» **Extracted records**:
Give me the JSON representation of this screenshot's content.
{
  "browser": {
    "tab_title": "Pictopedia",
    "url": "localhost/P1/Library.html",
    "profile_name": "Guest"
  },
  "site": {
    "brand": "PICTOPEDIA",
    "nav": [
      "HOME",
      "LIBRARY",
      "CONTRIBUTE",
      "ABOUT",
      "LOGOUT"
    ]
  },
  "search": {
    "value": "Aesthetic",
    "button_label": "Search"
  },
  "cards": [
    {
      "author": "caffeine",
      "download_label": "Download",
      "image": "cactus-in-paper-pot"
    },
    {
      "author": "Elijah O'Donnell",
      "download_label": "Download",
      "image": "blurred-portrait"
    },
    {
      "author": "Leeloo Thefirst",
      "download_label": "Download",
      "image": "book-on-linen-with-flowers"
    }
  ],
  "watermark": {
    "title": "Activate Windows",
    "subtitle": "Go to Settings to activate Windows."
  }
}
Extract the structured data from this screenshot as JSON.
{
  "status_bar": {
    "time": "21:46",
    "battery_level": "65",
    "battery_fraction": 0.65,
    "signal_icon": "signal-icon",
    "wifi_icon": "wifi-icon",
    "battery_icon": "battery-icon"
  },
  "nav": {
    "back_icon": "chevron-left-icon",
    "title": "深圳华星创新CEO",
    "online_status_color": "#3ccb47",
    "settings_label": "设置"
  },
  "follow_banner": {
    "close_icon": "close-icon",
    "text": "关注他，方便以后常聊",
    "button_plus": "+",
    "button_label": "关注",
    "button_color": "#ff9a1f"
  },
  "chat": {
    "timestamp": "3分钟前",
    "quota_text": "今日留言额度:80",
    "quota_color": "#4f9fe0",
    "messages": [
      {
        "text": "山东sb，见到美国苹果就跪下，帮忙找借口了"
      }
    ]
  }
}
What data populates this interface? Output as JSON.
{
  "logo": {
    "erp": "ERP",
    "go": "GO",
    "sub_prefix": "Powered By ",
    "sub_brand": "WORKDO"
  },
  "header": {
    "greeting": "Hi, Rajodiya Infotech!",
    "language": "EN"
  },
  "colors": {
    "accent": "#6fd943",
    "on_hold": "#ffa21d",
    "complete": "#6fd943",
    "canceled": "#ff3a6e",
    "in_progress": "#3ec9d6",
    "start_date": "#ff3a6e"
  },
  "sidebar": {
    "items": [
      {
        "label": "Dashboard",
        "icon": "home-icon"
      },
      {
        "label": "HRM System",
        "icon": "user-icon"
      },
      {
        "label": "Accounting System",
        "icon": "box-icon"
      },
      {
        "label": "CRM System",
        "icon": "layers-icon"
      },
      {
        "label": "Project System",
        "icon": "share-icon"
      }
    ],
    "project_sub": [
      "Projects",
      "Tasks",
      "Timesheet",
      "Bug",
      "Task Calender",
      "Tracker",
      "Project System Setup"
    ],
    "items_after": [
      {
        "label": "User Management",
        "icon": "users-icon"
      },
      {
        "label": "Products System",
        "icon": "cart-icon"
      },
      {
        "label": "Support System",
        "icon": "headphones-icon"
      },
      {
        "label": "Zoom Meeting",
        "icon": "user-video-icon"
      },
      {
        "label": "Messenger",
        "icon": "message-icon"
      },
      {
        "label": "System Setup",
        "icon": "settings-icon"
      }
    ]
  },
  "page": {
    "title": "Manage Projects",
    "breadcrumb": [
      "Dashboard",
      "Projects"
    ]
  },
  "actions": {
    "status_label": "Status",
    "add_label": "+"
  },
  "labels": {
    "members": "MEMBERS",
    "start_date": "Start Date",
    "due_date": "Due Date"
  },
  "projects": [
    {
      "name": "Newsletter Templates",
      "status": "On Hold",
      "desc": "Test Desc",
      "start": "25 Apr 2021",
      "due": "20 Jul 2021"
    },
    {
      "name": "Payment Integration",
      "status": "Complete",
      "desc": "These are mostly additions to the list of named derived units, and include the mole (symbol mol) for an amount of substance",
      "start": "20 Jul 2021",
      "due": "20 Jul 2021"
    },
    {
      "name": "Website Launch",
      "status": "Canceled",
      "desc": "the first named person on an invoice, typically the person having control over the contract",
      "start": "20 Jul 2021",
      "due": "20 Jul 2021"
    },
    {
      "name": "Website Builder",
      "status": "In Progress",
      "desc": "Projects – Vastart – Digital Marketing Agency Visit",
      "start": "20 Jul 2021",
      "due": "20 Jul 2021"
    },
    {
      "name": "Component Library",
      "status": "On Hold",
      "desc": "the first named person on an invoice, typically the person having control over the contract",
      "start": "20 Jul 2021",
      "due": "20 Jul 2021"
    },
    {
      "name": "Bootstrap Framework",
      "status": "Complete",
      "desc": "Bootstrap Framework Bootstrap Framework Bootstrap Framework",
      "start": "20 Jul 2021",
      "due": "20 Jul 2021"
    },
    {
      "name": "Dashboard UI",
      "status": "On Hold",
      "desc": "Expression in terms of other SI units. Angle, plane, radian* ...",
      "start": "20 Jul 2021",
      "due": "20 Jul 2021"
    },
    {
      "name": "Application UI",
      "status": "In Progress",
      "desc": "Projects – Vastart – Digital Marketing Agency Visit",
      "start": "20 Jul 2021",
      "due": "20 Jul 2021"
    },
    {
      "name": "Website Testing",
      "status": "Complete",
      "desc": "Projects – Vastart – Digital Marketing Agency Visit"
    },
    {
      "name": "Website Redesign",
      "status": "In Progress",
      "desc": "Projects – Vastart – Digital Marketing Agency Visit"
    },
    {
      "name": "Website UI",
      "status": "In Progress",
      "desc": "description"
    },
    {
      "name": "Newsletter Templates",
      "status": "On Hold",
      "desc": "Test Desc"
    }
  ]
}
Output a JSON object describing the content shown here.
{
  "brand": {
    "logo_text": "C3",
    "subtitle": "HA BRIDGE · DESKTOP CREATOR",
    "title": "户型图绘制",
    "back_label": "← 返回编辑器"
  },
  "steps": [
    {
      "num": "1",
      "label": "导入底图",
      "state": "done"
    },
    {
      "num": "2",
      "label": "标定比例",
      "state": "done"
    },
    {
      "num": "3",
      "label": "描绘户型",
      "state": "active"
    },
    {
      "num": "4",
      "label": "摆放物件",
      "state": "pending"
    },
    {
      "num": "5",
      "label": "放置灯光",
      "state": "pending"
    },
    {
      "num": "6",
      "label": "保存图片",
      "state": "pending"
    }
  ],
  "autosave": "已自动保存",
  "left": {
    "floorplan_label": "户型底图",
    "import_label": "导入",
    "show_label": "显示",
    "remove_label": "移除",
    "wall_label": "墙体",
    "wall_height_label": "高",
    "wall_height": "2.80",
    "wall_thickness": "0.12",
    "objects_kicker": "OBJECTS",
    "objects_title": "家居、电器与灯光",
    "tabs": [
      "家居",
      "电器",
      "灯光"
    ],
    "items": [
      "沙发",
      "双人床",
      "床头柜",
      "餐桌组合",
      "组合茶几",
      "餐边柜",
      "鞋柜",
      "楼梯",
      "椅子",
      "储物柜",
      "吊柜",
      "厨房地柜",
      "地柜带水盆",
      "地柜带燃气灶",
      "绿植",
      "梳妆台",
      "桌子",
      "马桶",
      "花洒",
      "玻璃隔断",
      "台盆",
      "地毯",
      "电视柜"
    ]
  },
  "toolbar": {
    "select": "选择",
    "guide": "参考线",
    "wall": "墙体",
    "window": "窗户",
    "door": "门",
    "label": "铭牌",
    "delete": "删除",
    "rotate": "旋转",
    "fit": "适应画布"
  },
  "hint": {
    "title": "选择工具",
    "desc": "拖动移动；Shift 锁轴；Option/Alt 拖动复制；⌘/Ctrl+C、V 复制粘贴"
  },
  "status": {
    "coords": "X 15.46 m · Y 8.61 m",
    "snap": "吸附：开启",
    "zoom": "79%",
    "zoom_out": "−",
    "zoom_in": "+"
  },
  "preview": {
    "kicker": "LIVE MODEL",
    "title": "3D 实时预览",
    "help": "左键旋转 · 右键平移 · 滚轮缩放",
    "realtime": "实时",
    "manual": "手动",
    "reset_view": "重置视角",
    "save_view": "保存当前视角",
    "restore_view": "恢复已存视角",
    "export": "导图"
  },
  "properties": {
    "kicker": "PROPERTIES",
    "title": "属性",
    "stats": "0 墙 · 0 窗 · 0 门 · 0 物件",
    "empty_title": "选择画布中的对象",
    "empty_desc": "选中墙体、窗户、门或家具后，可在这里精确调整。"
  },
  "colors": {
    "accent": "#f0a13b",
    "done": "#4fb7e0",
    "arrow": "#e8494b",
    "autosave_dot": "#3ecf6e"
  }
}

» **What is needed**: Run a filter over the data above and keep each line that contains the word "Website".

» **Expected output**:
      "name": "Website Launch",
      "name": "Website Builder",
      "name": "Website Testing",
      "name": "Website Redesign",
      "name": "Website UI",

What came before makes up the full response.